In 2008, during a routine hospital examination, her blood circulation dropped, her heart stopped, and she fell into a coma. Yet, days later, almost miraculously, she regained to consciousness with her memory and physical motion intact. At the Hungarian Film Digest’s opening in 2009, she stated, “I come from quite far away. But I have returned!”
Farkas-Ratkó Prize 1958
Béla Balázs Prize 1959
Mari Jászai Prize 1964, 1969
Artist of Merit 1971
Kossuth Prize 1973, 1999
Trade Unions’ (SZOT) Prize 1975
Cannes International Film Festival: Best Actress Award 1976
Chicago: Best Actress Award 1971
Karlovy Vary: Best Actress Award 1972
Taormina: Best Actress Award 1977
Outstanding Artist 1977
Pro Arte Prize 1981
Hungarian Arts Prize 1989
National Theatre Meeting: Best Actress Award 1991
Déryné Prize 1993
50 th Salerno International Film Festival: Best Actress Award 1997
Madrid International Film Festival: Best Actress Award 1997
Permanent Member of the Company of the Immortals 1997
The Republic of Hungary’s Cross of Honour, 2 nd Order 1995
The Nation’s Actor 2000
Gundel Art Prize 2002
Prompters’ Snail Prize 2002
Pécs National Theatre Meeting (POSZT): Best Actress Award 2002
Prima Award 2003
Európa Prize 2004
Honorary Citizen of Budapest 2005
Honorary Citizen of Velem 2005
Homeland Prize 2006
Prima Primissima Jubilee Award 2007
Antal Páger Acting Prize 2008
Blikk Magazine’s Artist of the Year 2010
Szent-Györgyi Medal 2012
Artist of the Nation 2014
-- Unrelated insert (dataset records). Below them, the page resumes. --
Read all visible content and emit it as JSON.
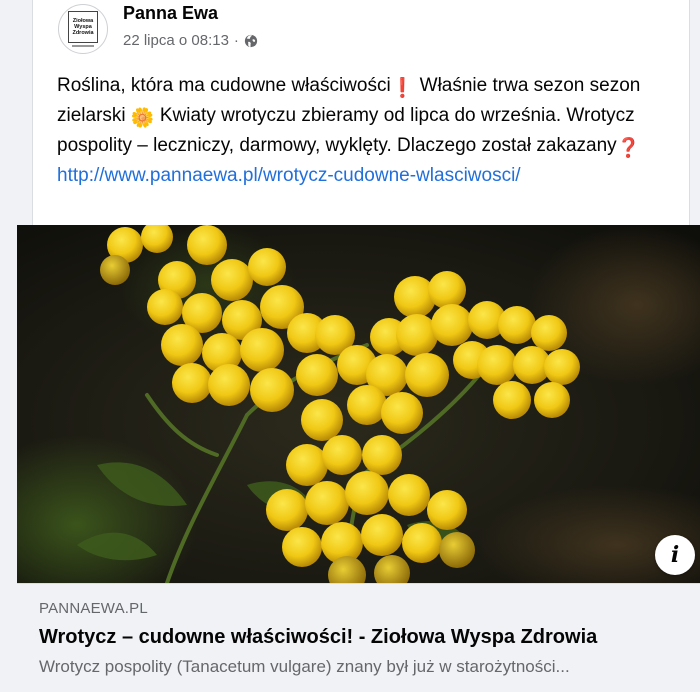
{
  "post": {
    "author": "Panna Ewa",
    "timestamp": "22 lipca o 08:13",
    "separator": "·",
    "privacy_icon": "globe-icon",
    "avatar_lines": [
      "Ziołowa",
      "Wyspa",
      "Zdrowia"
    ],
    "text": {
      "part1": "Roślina, która ma cudowne właściwości",
      "emoji1": "❗",
      "part2": " Właśnie trwa sezon sezon zielarski ",
      "emoji2": "🌼",
      "part3": " Kwiaty wrotyczu zbieramy od lipca do września. Wrotycz pospolity – leczniczy, darmowy, wyklęty. Dlaczego został zakazany",
      "emoji3": "❓",
      "link": "http://www.pannaewa.pl/wrotycz-cudowne-wlasciwosci/"
    }
  },
  "link_preview": {
    "domain": "PANNAEWA.PL",
    "title": "Wrotycz – cudowne właściwości! - Ziołowa Wyspa Zdrowia",
    "description": "Wrotycz pospolity (Tanacetum vulgare) znany był już w starożytności...",
    "info_icon": "i"
  },
  "colors": {
    "link": "#216fdb",
    "flower": "#f2cf1a",
    "background_dark": "#1c1a14"
  }
}
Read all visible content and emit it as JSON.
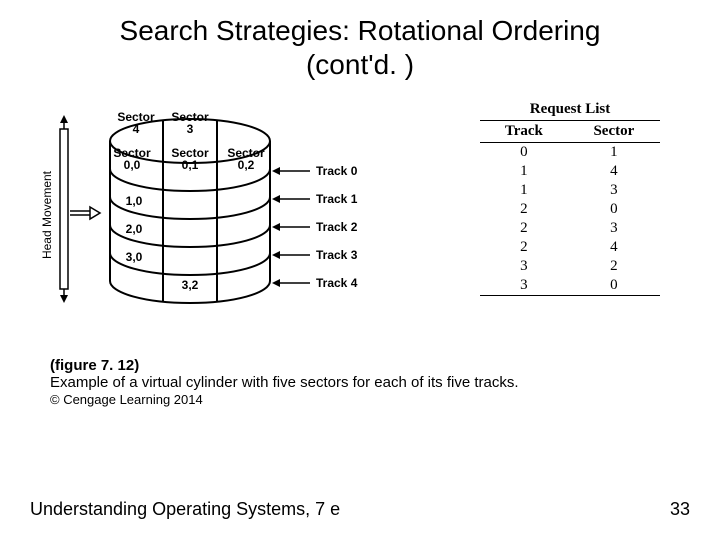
{
  "title_line1": "Search Strategies: Rotational Ordering",
  "title_line2": "(cont'd. )",
  "head_movement": "Head Movement",
  "sector_labels": {
    "s4": "Sector\n4",
    "s3": "Sector\n3",
    "s00": "Sector\n0,0",
    "s01": "Sector\n0,1",
    "s02": "Sector\n0,2"
  },
  "row_labels": [
    "1,0",
    "2,0",
    "3,0",
    "3,2"
  ],
  "track_labels": [
    "Track 0",
    "Track 1",
    "Track 2",
    "Track 3",
    "Track 4"
  ],
  "request_list": {
    "title": "Request List",
    "heads": [
      "Track",
      "Sector"
    ],
    "rows": [
      [
        "0",
        "1"
      ],
      [
        "1",
        "4"
      ],
      [
        "1",
        "3"
      ],
      [
        "2",
        "0"
      ],
      [
        "2",
        "3"
      ],
      [
        "2",
        "4"
      ],
      [
        "3",
        "2"
      ],
      [
        "3",
        "0"
      ]
    ]
  },
  "caption": {
    "fig": "(figure 7. 12)",
    "desc": "Example of a virtual cylinder with five sectors for each of its five tracks.",
    "copyright": "© Cengage Learning 2014"
  },
  "footer_left": "Understanding Operating Systems, 7 e",
  "footer_right": "33"
}
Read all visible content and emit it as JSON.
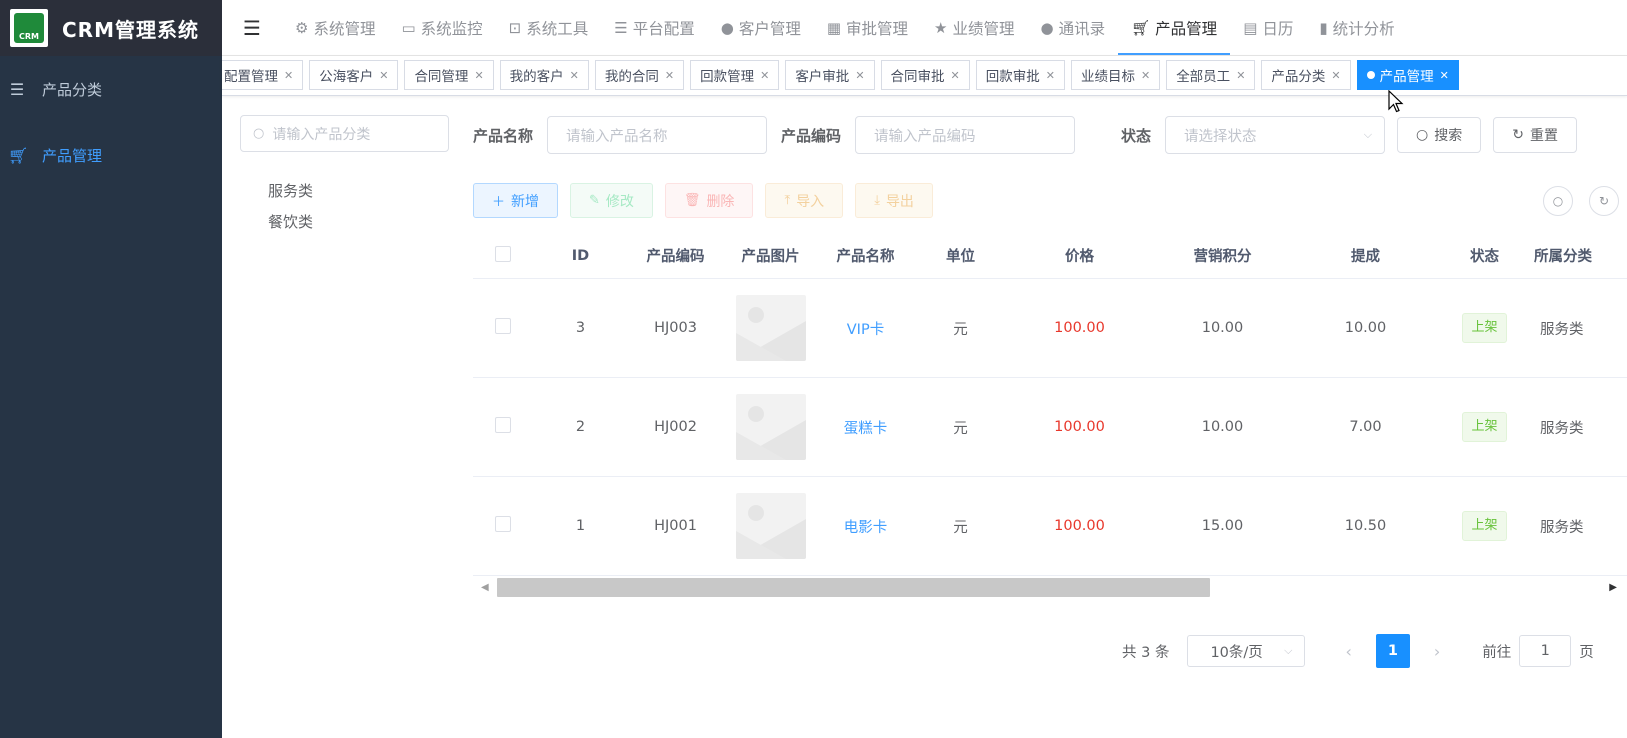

Kölcsey Commemorative Plaque 2015
Honorary Citizen of Újbuda 2016
Hungarian Arts Academy’s Grand Prize 2017
Honorary Citizen of Velem 2018
Zoltán Mága – Budapest New Year’s Concert – Gala Prize 2019
Kossuth Grand Prize 2019
Honorary Citizen of Vas County 2019
Hungarian Tolerance Prize 2020
Széchenyi Heritage Certificate 2020
Lifetime Achievement Awards:
Karlovy Vary 1978
Cannes (Mandragora Prize) 1983
Hungarian Film Digest 1994
Trencsén-Tepplitzi International Art Film Festival 1998
Guild of Theatre Critics’ Lifetime Achievement Award 2011
Association of Hungarian Cinematographer’s Lifetime Achievement Award 2015
Iván Szenes Lifetime Achievement Award 2016
(17 April 2021)